FPC: How would you like to see policy help improve nutrition in schools, and access to nutrition education?
KS: First, procurement regulations need to be modified so that fresh, locally-grown food can be easily and affordably brought into schools and purchased from local growers, both nearby farmers and on-site gardens and farms. Cafeterias have to be retooled to serve fresh-made, nutritionally-balanced meals free of highly processed ingredients and featuring produce. Funding has to be made available for nutrition education as part of in-school curriculum and afterschool learning tied to growing and for in-school farming programs that connect kids with real food that they grow themselves and then consume. What is more delicious and better than something you proudly grew with your own hands?
FPC: What do you believe to be the greatest food policy challenges for NYC? And the greatest opportunities?
KS: Untangling all of the bureaucratic threads and regulations that hinder systemwide change—not a small challenge. But, through the many organizations and educators exposing children to fresh, locally-grown, healthier food and food as a social justice issue, we have the potential to raise a generation for whom making this change will be a top priority.
FPC: What is the one food issue you would like to see addressed by the presidential candidates/a new presidential administration?
KS: A policy agenda that recognizes how many lives and how much money could be saved if access to affordable, healthy food was seen as a basic human right and a societal priority. If you start from that premise, you change our agricultural system, our institutional food system, the landscape of our neighborhoods, and the daily experience of millions of people.

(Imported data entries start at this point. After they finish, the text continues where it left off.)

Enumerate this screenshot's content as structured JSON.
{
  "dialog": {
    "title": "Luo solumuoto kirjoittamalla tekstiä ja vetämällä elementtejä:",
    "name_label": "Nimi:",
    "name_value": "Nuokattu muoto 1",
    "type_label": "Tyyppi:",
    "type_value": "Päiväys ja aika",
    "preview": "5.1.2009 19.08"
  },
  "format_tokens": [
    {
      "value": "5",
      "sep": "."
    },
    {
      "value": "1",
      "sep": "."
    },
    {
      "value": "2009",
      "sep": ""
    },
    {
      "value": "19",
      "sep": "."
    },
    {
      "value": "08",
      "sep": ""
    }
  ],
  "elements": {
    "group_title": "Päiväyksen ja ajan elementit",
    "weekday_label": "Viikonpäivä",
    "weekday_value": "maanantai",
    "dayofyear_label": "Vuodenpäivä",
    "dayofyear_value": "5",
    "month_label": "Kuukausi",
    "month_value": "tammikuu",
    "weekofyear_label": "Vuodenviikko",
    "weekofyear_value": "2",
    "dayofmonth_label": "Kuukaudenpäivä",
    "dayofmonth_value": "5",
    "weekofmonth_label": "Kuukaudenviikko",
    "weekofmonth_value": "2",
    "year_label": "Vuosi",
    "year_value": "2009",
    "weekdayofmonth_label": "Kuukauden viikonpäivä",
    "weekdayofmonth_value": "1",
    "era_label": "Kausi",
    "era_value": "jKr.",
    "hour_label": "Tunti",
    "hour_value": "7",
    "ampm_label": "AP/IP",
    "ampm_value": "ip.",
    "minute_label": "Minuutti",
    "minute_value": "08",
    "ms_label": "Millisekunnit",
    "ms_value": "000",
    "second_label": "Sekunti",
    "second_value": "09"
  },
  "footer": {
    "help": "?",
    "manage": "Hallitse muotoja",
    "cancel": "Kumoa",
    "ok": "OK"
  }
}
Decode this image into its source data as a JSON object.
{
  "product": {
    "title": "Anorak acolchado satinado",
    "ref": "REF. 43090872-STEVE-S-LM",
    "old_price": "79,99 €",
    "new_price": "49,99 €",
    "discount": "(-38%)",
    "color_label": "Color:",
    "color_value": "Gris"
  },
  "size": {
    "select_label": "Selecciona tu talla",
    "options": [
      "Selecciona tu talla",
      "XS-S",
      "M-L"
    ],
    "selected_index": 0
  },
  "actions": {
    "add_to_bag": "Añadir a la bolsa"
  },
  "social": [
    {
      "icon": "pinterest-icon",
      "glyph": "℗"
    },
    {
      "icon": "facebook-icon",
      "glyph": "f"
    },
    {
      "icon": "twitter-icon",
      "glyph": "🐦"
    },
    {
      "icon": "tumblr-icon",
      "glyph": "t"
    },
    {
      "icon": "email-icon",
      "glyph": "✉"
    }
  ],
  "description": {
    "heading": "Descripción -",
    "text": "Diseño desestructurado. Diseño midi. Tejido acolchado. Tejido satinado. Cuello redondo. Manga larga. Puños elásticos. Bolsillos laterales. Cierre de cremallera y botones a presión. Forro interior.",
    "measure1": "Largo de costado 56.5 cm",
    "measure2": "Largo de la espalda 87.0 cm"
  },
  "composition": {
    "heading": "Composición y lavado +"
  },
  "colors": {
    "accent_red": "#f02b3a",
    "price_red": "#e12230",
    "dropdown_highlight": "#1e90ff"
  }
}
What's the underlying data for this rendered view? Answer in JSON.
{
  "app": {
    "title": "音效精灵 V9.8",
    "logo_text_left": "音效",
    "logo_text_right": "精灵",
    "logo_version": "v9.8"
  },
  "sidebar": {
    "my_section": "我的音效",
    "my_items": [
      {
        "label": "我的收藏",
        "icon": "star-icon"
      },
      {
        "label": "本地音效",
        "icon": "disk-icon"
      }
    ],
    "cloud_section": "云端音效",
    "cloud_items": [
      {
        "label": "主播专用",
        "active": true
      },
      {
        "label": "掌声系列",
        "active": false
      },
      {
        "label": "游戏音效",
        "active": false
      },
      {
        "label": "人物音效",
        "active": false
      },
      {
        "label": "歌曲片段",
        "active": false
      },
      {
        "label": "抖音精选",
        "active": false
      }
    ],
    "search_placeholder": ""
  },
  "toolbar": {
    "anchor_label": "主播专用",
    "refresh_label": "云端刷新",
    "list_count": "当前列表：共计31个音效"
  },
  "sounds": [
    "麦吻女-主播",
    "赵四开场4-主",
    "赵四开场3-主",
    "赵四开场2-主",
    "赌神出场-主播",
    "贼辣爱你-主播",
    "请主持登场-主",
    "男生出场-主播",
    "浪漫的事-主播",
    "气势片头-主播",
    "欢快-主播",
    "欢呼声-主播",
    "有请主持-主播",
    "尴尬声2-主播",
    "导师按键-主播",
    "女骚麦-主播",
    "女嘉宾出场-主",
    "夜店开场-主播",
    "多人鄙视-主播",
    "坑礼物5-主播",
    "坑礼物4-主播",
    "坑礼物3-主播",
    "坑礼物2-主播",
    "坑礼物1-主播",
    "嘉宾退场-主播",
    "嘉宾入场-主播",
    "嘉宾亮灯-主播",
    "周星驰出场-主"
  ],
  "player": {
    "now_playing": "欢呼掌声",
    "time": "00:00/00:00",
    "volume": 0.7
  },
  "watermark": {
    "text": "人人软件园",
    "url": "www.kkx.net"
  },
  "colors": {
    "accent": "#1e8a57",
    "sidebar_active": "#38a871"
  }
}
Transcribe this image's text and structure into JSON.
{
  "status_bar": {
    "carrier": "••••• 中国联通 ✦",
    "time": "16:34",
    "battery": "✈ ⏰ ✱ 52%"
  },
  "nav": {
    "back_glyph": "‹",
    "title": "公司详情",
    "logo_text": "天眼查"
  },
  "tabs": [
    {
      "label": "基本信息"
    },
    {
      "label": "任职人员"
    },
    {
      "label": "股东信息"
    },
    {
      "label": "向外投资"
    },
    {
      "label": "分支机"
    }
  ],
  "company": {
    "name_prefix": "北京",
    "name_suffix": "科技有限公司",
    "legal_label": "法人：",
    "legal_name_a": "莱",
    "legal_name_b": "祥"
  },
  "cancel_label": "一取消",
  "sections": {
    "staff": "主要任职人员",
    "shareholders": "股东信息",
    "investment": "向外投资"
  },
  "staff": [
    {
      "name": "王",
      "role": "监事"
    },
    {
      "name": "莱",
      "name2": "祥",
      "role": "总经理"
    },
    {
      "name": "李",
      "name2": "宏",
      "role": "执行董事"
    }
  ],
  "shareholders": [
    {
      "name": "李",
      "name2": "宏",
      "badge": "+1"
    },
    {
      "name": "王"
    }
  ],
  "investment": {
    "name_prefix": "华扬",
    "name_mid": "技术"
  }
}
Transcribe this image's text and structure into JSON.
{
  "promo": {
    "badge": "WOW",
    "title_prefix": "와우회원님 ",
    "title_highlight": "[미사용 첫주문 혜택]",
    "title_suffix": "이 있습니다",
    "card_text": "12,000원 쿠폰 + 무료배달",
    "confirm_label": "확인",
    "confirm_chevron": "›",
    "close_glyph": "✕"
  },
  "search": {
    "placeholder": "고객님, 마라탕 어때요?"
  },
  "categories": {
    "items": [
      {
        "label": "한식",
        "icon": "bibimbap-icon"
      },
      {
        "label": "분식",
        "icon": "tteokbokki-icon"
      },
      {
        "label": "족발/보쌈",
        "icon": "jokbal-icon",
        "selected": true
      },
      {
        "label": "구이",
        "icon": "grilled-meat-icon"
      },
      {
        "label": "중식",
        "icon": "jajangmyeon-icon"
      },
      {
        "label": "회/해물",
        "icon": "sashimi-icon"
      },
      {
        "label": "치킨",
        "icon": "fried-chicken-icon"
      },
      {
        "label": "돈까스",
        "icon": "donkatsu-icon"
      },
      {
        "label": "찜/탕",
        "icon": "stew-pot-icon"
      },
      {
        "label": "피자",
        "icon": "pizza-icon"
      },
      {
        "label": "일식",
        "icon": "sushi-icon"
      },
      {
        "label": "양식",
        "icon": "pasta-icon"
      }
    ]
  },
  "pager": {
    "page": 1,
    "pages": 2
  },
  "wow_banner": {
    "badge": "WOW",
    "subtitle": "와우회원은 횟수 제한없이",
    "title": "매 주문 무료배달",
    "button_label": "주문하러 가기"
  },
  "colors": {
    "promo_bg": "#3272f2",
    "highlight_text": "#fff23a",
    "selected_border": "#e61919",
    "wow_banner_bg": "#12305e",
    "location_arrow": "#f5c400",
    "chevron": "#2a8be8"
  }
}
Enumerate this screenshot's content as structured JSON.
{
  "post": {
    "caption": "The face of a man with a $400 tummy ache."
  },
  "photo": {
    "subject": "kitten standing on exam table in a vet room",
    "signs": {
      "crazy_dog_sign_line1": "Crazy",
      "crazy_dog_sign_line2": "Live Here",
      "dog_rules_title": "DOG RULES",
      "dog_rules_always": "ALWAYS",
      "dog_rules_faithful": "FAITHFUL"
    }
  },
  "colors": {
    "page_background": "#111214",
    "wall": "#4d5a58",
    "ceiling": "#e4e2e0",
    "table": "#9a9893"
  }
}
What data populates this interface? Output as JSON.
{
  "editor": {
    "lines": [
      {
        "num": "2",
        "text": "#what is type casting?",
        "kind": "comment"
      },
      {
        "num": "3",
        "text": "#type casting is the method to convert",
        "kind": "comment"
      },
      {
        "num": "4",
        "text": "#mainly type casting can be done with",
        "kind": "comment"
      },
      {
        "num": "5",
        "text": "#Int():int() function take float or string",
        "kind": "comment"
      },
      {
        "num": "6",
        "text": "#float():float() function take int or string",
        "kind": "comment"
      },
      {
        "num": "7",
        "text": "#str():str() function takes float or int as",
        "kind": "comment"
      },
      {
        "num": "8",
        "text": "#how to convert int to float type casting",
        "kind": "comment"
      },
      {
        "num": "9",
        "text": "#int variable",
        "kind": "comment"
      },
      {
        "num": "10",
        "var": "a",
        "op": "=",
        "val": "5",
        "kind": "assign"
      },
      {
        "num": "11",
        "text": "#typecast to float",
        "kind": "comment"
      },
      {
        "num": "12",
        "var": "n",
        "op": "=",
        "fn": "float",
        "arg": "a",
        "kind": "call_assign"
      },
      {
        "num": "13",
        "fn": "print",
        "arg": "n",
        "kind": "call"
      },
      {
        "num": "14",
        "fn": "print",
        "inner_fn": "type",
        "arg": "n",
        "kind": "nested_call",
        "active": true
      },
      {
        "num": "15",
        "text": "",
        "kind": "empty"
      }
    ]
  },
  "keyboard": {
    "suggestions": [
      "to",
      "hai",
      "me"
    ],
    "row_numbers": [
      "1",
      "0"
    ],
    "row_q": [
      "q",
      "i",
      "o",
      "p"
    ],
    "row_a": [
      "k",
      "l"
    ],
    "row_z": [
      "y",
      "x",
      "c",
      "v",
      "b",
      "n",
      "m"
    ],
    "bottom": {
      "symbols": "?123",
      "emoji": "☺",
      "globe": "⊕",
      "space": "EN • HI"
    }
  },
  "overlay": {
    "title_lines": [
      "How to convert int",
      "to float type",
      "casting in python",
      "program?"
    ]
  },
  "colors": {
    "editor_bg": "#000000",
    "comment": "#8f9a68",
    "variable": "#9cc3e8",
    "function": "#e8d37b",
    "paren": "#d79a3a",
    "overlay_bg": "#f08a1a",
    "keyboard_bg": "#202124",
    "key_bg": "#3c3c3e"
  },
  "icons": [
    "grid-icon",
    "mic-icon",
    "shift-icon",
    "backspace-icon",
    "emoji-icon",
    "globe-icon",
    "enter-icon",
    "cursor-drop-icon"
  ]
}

FPC: What do you see as sources for positive change in our food system?
KS: The greatest source for positive food system change is that people are paying attention to this issue across the board. 10 years ago, only a handful of people talked about food justice, food waste, poor quality food in schools, the importance of community gardens and growing food locally and now these are everyone’s hot topics.
FPC: Finally, what do you consider to be Teens for Food Justice’s greatest victory thus far?
KS: Being a part of that shift in the conversation. Who can resist kids talking happily and proudly about a delicious, healthy meal they made from ingredients they grew themselves?
Grew up in: Manhattan
Background and Education: Educated in New York City public and independent schools; New York University
One word you would use to describe our food system: Broken
Food policy heroes: Every time I go to a conference and hear somebody speak about these issues, I add to my list. But a top pick for me is Barbara Turk.
Your breakfast this morning: Oatmeal with bananas and walnuts
Favorite food: Avocado
Social media must follow/Food policy website(s) you read: NYC Food Policy Watch—such a great curator of food policy news from everywhere.